Expats will soon have a reliable source of Brexit information, with a special database being launched to coincide with the triggering of Article 50.
The University of Cambridge is launching a database for British expatriates living in the European Union, to give them reliable information to make informed decisions about Brexit. There are approximately 1.2 million UK-born expats living in the EU and these populations do not currently have access to trustworthy information channels. The lack of certainty is causing great worry, including perhaps premature plans to move back to the UK. It is feared that a mass exodus of expats from Europe could put pressure on the health and social service systems within the UK, and this could potentially be avoided by providing factual and up-to-the-minute information so expats can make rational and informed decisions about their future.
The database is meant to be a one-stop shop, enabling expats to base their decisions on reliable information and discourage a wave of expats returning to the UK
The research for the database will be funded by the UK’s Economic and Social Research Council (ERSC) and implemented by Cambridge University.

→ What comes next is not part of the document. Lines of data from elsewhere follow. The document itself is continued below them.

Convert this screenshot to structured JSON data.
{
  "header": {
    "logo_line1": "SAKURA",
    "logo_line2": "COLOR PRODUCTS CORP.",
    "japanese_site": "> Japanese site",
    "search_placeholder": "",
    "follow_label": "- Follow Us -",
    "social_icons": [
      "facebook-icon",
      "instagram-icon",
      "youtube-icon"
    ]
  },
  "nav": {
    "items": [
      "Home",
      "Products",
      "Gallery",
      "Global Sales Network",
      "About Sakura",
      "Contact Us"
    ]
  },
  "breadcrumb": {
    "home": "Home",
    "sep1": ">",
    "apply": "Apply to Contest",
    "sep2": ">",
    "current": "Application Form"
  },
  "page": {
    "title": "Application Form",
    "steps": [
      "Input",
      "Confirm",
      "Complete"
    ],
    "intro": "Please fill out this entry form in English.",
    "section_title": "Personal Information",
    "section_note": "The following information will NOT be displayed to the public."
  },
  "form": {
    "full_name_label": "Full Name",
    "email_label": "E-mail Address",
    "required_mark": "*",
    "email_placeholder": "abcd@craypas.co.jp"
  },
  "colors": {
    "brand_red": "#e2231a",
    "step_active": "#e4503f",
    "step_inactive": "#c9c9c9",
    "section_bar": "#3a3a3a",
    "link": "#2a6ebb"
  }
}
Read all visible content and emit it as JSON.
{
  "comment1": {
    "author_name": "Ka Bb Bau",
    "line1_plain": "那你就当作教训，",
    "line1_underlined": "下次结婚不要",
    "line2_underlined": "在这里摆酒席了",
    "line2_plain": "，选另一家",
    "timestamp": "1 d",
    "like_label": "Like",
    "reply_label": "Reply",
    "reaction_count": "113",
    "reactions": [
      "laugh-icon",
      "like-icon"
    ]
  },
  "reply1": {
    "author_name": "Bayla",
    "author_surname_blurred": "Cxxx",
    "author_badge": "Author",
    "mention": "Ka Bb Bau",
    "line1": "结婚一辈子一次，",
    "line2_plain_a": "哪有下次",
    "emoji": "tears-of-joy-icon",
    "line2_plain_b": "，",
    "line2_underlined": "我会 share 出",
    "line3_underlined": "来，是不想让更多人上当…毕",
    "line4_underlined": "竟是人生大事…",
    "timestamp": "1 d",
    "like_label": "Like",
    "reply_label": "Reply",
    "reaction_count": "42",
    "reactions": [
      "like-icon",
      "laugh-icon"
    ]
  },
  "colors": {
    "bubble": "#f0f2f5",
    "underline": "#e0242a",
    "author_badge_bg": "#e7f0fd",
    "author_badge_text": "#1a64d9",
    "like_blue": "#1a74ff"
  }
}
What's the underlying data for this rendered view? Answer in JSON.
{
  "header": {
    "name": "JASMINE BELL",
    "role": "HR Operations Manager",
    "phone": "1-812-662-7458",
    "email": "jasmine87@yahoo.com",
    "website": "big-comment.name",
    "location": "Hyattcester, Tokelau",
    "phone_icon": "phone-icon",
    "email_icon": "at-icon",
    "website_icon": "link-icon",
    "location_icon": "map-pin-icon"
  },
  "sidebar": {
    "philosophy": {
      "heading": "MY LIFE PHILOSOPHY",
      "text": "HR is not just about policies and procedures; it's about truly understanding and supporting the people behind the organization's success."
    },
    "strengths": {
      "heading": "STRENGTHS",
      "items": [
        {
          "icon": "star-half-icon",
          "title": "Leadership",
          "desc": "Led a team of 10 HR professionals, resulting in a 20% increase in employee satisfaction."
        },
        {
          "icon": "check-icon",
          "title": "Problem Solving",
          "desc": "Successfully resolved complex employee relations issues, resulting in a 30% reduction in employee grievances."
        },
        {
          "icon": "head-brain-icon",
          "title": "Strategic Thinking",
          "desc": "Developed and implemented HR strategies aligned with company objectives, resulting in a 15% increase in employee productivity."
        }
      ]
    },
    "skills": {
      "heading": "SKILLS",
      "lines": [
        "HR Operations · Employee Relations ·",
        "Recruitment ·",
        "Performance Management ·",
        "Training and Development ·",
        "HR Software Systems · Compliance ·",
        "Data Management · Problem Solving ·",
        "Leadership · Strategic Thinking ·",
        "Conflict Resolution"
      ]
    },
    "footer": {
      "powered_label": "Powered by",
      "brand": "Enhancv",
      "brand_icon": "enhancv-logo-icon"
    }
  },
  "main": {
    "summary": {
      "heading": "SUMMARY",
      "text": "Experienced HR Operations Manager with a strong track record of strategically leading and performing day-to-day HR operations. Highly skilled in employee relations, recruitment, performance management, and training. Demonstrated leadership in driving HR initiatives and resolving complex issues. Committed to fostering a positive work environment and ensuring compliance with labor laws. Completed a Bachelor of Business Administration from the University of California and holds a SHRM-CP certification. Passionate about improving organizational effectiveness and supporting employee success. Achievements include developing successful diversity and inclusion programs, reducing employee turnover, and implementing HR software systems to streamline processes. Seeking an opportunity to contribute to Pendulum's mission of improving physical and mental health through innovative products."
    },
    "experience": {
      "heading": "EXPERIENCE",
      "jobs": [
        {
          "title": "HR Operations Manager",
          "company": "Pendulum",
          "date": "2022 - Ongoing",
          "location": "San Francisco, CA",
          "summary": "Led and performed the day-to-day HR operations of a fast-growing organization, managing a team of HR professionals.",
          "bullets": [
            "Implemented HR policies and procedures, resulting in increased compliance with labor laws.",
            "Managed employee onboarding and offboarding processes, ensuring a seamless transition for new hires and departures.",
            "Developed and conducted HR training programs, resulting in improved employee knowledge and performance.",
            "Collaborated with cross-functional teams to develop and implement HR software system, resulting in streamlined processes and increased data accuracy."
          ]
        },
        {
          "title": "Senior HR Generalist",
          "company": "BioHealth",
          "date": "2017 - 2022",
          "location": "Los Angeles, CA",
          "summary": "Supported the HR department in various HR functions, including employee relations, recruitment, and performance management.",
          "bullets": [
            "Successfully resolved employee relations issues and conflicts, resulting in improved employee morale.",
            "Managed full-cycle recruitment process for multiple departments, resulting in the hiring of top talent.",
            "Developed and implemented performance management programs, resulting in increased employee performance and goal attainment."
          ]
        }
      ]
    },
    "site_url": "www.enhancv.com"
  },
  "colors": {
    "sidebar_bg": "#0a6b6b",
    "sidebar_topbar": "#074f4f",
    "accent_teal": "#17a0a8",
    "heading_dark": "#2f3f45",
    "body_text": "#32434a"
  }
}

Researchers will begin building the database using resources including health, legal, financial, property and language services, newspapers, Facebook pages, blogs, and chatrooms. The database will provide information to expats on a range of topics including legal status, rights to work, and the ability to access welfare, healthcare, pensions and so forth. The database is meant to be a one-stop shop for fact-based updates for expats overseas, enabling them to base their decisions on reliable information, and discourage a wave of expats returning to the UK. The lead researcher at Cambridge University’s Department of Sociology, Brendan Burchell noted, “UK citizens abroad need to be empowered to make sound, informed decisions during Brexit negotiations on whether to remain in their adopted homelands or return to the UK.”
The research is currently underway with the database expected to be released around the same time as Article 50 is triggered before the end of March. Currently researchers are scouring the internet trying to find the most reliable sources of information for the database. Once complete it will be shared widely with trusted parties including government agencies, legal charities, and citizen advice bureaus. If you would like to contribute, follow this link to the site.
While this will be most helpful for those already living abroad, for people still planning to move to continental Europe the situation is equally concerning. That is why Property Guides have launched the Guide to Living in France After Brexit. Guides to more countries will follow soon, but the rules from France are likely to be similar to those throughout the Schengen Visa area. Download the guide by clicking here.